Give the records back exactly as written, but without the images.

-- STUDY MATERIAL follows --

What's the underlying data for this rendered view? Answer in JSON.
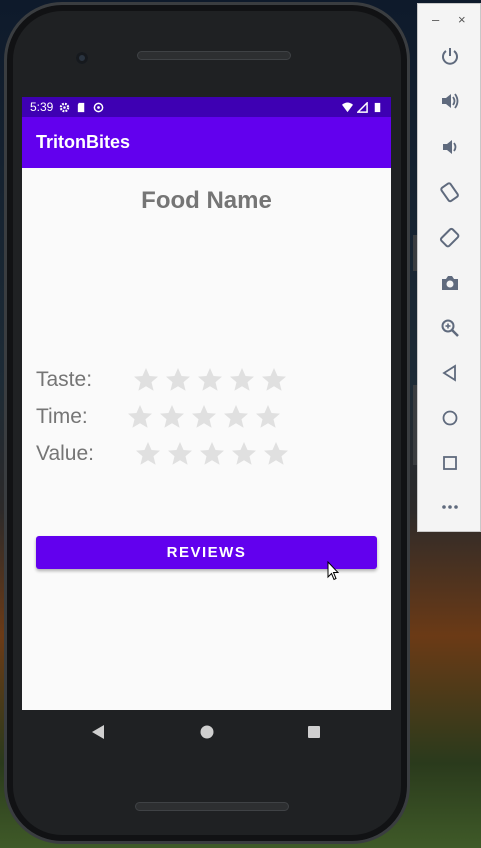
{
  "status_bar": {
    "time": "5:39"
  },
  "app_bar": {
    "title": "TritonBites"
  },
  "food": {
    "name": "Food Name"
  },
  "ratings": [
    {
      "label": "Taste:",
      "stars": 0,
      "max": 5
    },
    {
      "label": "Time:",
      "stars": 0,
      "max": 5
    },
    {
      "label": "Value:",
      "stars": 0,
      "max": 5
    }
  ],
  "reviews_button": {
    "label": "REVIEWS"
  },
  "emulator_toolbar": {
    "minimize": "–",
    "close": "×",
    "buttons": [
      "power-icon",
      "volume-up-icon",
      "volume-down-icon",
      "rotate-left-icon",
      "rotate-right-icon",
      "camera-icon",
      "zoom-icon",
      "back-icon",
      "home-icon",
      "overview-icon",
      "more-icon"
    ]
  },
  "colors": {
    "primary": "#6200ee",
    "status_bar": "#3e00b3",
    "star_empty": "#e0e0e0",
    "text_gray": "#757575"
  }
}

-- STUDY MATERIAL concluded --

## EXPECTED ANSWER
What's the underlying data for this rendered view? Answer in JSON.
{
  "status_bar": {
    "time": "5:39"
  },
  "app_bar": {
    "title": "TritonBites"
  },
  "food": {
    "name": "Food Name"
  },
  "ratings": [
    {
      "label": "Taste:",
      "stars": 0,
      "max": 5
    },
    {
      "label": "Time:",
      "stars": 0,
      "max": 5
    },
    {
      "label": "Value:",
      "stars": 0,
      "max": 5
    }
  ],
  "reviews_button": {
    "label": "REVIEWS"
  },
  "emulator_toolbar": {
    "minimize": "–",
    "close": "×",
    "buttons": [
      "power-icon",
      "volume-up-icon",
      "volume-down-icon",
      "rotate-left-icon",
      "rotate-right-icon",
      "camera-icon",
      "zoom-icon",
      "back-icon",
      "home-icon",
      "overview-icon",
      "more-icon"
    ]
  },
  "colors": {
    "primary": "#6200ee",
    "status_bar": "#3e00b3",
    "star_empty": "#e0e0e0",
    "text_gray": "#757575"
  }
}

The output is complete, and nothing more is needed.